The Problem with ‘Diversity’
Shaz Hussain, Collections Assistant at the Royal Air Force Museum London.
Okay, hi, I’m Shaz. I’m a Collections Assistant, at the RAF Museum in London. But, before that, a year and a half ago, I joined the museum sector as a trainee. This traineeship was a diversity traineeship, and it was meant for minorities, as an alternative route into the sector.
I was told, very early on in my museum career, that I was different, and I was diverse. What I took that to mean was that, I was brown, I was young, I was a little bit not educated enough, and that was different, and that was something that the museum sector was lacking.
The reason why I’ve put diverse in quotations, is because, I’ve been thinking a lot about this word recently, and really percolating on what that word means. This is a quote from a feminist podcaster, I really admire, and it says, ‘If you really want to make a significant change, start by changing the language that you use.’ And, I’ve been really thinking that, maybe diversity, it’s a word that’s not quite good enough anymore.
How did I get to this point? Well, rewind a year and a half ago, when I started my traineeship. I was full of energy, I was so excited, the Norfolk Museum Service, the place that I was placed at, I was going to get loads of people of colour in there, I was going to get young people like me in there. It was going to be amazing, it was going to be great, I had so much energy for this.
My first curatorial experience this happened. I was meant to give a tour of the museum, and I marketed it at, like, young people, people of colour, people like me, and these are the only two people that turned up that day. And, look how awkward everybody’s faces are, including my own, it was not a great day.
So, I went back home, and I thought about this, and I thought, okay, let me just put my ego on ice, put my idea of what I think diversity is, and just put it on a shelf for a second. And, go back, and think about who the community in Norfolk are, how can I actually reach these people, and get to know who they are.
So, I went to the only non-secular community space, that I could think of in Norfolk, the pub. So, I went to the pub, and I ordered a pint, and I sat down, and I actually started listening to the people who lived in Norfolk, and tried to be part of the community, tried to learn from them, tried to learn about their culture, and what was going on there.

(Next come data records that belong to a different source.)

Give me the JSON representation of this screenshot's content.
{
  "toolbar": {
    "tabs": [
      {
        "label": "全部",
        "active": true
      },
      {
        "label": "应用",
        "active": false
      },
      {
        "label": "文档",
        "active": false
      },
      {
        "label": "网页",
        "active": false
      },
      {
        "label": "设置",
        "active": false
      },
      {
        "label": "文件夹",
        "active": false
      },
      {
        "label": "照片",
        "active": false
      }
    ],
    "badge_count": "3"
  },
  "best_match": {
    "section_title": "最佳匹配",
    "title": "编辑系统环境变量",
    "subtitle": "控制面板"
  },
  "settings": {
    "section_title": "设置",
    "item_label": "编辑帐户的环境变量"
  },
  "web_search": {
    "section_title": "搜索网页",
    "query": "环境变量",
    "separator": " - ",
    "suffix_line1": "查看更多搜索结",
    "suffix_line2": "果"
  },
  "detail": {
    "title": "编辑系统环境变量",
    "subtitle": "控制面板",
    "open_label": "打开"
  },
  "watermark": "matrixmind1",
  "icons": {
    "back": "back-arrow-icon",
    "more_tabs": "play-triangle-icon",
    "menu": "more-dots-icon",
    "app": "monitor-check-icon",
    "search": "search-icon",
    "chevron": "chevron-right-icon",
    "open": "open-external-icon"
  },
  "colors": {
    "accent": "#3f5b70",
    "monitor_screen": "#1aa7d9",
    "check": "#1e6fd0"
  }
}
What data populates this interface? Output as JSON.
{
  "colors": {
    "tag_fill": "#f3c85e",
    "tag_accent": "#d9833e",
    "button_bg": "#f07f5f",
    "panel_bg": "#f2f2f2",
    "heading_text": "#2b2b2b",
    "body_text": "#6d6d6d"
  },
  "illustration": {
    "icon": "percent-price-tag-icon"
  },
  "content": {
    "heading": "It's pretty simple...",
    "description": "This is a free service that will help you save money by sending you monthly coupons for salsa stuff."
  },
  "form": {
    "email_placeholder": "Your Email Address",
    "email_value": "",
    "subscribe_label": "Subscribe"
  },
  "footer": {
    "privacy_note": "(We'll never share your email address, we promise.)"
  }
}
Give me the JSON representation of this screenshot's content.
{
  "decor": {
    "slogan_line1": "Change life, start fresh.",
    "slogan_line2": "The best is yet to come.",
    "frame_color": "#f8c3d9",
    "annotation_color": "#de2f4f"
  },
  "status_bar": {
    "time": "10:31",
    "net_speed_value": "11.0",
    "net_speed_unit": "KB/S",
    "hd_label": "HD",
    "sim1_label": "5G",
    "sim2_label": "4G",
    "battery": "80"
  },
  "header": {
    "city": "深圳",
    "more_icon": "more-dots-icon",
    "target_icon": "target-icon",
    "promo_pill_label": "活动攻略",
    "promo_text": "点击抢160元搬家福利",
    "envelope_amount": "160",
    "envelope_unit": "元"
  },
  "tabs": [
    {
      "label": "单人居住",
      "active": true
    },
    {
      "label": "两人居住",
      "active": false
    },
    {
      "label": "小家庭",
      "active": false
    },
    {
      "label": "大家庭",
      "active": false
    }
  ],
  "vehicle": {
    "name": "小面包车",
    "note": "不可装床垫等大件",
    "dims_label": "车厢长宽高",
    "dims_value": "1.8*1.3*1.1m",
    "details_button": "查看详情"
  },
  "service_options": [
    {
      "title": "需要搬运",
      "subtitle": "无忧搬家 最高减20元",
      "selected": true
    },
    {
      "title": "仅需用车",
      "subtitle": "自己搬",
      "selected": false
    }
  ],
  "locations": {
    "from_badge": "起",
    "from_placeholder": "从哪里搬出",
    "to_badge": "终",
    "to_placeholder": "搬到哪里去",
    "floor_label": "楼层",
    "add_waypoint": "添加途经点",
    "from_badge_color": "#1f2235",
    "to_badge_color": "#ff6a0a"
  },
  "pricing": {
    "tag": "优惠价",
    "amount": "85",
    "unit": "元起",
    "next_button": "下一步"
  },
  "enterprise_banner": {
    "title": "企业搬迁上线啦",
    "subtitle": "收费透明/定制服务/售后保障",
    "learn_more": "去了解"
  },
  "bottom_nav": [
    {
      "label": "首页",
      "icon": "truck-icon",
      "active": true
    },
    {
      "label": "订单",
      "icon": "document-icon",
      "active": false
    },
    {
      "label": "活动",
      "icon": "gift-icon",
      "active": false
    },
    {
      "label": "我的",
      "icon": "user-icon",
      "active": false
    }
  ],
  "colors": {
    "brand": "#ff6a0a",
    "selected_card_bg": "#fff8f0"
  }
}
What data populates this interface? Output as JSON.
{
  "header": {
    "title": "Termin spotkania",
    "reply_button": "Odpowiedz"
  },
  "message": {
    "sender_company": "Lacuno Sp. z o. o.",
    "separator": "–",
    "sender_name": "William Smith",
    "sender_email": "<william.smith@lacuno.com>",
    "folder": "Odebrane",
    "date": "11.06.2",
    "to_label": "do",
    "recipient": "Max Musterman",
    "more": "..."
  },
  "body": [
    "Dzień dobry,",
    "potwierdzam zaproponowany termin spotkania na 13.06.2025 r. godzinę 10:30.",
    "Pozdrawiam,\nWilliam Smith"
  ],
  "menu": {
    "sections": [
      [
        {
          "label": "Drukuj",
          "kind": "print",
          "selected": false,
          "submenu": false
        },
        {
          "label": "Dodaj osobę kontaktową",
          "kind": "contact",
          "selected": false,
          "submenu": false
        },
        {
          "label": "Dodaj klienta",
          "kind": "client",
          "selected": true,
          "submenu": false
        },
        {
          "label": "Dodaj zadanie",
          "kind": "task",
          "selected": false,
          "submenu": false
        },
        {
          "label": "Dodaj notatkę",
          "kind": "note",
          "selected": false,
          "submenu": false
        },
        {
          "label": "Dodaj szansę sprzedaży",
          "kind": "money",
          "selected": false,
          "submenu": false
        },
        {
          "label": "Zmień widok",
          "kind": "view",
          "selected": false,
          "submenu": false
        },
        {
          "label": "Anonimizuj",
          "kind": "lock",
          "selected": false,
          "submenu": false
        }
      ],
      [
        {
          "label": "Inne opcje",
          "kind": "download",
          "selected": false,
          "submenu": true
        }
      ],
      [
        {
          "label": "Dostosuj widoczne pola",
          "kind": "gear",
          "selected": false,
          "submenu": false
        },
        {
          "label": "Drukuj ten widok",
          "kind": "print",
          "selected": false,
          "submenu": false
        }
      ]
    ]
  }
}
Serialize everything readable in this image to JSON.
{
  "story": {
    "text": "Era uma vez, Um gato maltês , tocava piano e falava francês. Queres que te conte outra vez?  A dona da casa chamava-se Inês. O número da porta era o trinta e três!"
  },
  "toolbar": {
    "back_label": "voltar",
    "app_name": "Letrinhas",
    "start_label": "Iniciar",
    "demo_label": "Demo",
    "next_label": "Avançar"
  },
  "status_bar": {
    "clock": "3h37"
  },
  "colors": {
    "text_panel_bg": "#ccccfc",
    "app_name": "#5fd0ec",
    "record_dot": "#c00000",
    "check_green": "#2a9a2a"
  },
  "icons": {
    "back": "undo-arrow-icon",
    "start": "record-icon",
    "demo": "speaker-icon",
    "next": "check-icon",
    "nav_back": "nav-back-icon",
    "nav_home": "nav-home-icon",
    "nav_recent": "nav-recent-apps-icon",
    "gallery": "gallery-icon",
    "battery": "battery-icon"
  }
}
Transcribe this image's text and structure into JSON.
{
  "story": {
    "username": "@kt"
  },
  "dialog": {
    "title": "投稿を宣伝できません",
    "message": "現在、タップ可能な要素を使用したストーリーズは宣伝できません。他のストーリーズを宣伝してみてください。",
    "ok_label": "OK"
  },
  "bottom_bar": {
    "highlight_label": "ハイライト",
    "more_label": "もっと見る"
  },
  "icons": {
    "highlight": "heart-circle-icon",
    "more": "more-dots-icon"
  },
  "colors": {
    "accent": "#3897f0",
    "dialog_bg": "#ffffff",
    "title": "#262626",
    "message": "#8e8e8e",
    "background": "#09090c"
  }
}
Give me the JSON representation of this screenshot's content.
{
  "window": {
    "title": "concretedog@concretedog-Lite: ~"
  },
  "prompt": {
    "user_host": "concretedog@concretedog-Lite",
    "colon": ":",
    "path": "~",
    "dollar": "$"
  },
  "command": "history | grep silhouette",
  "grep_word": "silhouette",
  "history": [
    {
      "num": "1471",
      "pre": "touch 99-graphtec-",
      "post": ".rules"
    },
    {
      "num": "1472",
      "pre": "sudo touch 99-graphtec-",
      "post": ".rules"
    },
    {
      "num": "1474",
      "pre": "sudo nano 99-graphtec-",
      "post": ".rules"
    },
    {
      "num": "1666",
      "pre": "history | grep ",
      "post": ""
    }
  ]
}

And, I realised, in my organisation, if I really wanted to make a significant change, I couldn’t really do that, because I was the most junior person in the museum, I’m not a budget holder, I didn’t have anybody that I was managing. What could I do? I decided to start changing the language that I used, I took control of the one thing that I had power over.
So, these are the things that I started to do. I took diversity, and I changed it to representation. Diversity says that, like, so, I’m using this one thing, and that thing is the norm, so the white middle class thing is normal, anything else you add on top of that, is somehow abnormal, or the other, or different. I didn’t really like that, and so I wanted to represent the community instead.
I took creating spaces for people, and I changed it to inclusion. Creating spaces says, here’s our museum, but I’m going to make a little space over here for you, that you can exist in, please don’t comment in my normal museum, space. I changed that as well, I started using the word, inclusion, instead.
I took the word audiences, and I changed that to partners. Audiences, says that, we as a museum, we perform for our audience, they sit, they watch, they observe, they don’t participate. I wanted it to be a collaboration between the two of us, it was a reciprocal thing, me and the community.
I took hidden stories, and I changed it to the whole story. I had to really think, the story of Norfolk, who is that really hidden from? It’s hidden from me, it’s definitely not hidden from them. So, change that to the whole story.
Right, I took, giving a voice to, and I changed it to, having a conversation with. Giving a voice to, is really patronising, and I didn’t want to do that, I wanted to have a conversation with these people, I didn’t want to bestow a voice on them, because I was this museum person, that’s super patronising.
So, basically, I just wanted to challenge all of you to start changing the language that you use. You can use one of the five, or all of the five, or come up with your own. But, it’s a really simple, easy thing that you can do, it doesn’t cost you anything, and you’d be surprised, if you start saying these words in meetings, how quickly people start to copy you.
So, that’s my challenge for you. You can meet me at the Bone Me Up at 1 o’clock downstairs, or tweet me.